Thirty-one-bed, university hospital Department of Intensive Care.
Seventy-two patients with severe sepsis or septic shock, 18 hemodynamically stable, acutely ill patients without infection, and 18 healthy volunteers.
Three-minute occlusion of the brachial artery using a cuff inflated 50 mmHg above systolic arterial pressure.
Measurements and main results
Thenar eminence StO2 was measured continuously by NIRS before (StO2baseline), during, and after the 3-min occlusion. Changes in StO2 were assessed by the slope of increase in StO2 during the first 14 s following the ischemic period and by the difference between the maximum StO2 and StO2baseline (Δ). The slope was lower in septic patients than in controls and volunteers [2.3 (1.3–3.6), 4.8 (3.5–6.0), and 4.7 (3.2–6.3) %/s, p < 0.001]. Δ was also significantly lower in septic patients than in the other groups. Slopes were lower in septic patients with than without shock [2.0 (1.2–2.9) vs 3.2 (1.8–4.5) %/s, p < 0.05]. In 52 septic patients, in whom the slope was obtained every 24 h for 48 h, slopes were higher in survivors than in non-survivors and tended to increase in survivors but not in non-survivors.
Altered recovery in StO2 after an ischemic challenge is frequent in septic patients and more pronounced in the presence of shock.

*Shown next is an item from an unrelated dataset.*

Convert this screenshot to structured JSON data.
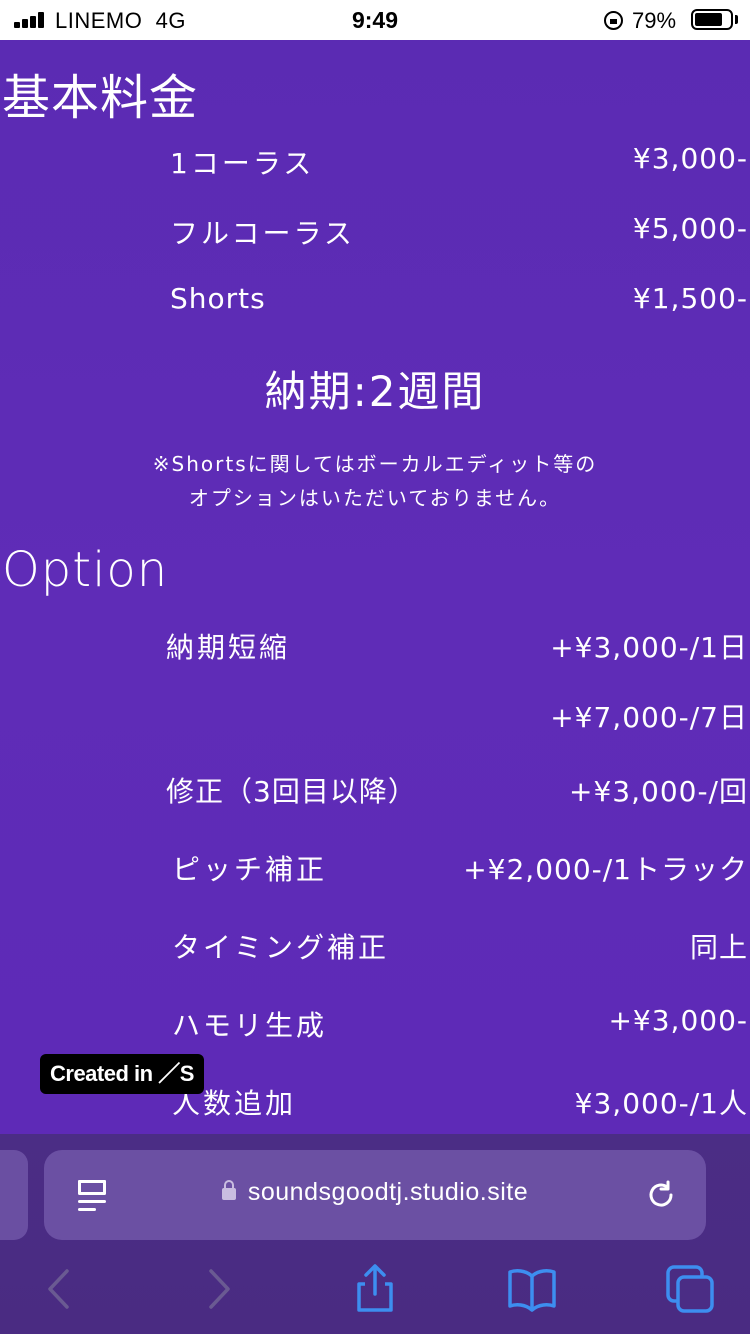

The presence and persistence of these alterations in the first 24 h of sepsis are associated with worse outcome.